Berkadia to Originate Loans for Securitization
Berkadia Commercial Mortgage plans to originate fixed-rate commercial mortgages and sell them to securitization shops.
The Horsham, Pa., firm has set aside some $200 million to start the program. It will focus on loans of $5 million to $25 million on stabilized retail, office, warehouse and multi-family properties. A typical mortgage will have a term of 5-10 years, a loan-to-value ratio of 60-75%, and a coupon of 5-6%.
Since being formed a year ago, Berkadia's lending operation has focused mostly on agency mortgages. The fixed-rate program, headed by commercial MBS veteran Joseph Franzetti, is the company's first attempt to build a private lending arm.
Berkadia also is launching a floating-rate program that will provide bridge loans to apartment-property owners awaiting approval for permanent financing from Fannie Mae or Freddie Mac.
Under the fixed-rate effort, Berkadia plans to fund the loans and then sell them to issuers amassing mortgages for securitization. It expects to form relationships with a handful of securitization shops. Berkadia would prefer to retain the primary-servicing rights to loans it sells in order to maintain relationships with borrowers and generate fee income.
Berkadia will start accepting loan applications early next year. It would consider loans of more than $25 million, but would likely need a partner to take those down.
Franzetti, a senior vice president, joined Berkadia's New York office in mid-April to build the firm's relationships with lenders. He previously worked at Cohen Financial of Chicago and Citigroup. He became well known in the CMBS industry in the 1990s when he served as head of the CMBS ratings groups of S&P and Duff.
Berkadia is a joint venture between Warren Buffett's Berkshire Hathaway of Omaha, Neb., and Leucadia National of New York. The duo set up the firm to buy the servicing and origination operations of the bankrupt Capmark.
The floating-rate program, overseen by executive vice president John Cannon, will also start early next year. Berkadia hasn't set an origination goal.

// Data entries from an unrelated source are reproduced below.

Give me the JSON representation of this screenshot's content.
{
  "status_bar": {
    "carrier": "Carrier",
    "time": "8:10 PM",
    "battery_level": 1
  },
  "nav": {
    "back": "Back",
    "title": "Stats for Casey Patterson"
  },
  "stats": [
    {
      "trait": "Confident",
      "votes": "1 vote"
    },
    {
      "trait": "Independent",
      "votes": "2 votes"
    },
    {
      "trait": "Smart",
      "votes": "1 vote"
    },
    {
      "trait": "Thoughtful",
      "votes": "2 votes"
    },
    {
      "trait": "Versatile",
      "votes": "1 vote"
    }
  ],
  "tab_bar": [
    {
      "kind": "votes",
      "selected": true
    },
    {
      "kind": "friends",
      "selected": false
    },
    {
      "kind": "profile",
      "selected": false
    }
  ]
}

Loans will range up to $25 million, with terms of up to 12 months. The floating-rate coupons will be pegged to one-month Libor, with a floor rate. Initial coupons will likely be about 6-7%. Leverage on individual properties could go as high as 80%, but will usually be several percentage points lower than the leverage on the proposed Fannie or Freddie loan for which the borrower is awaiting approval.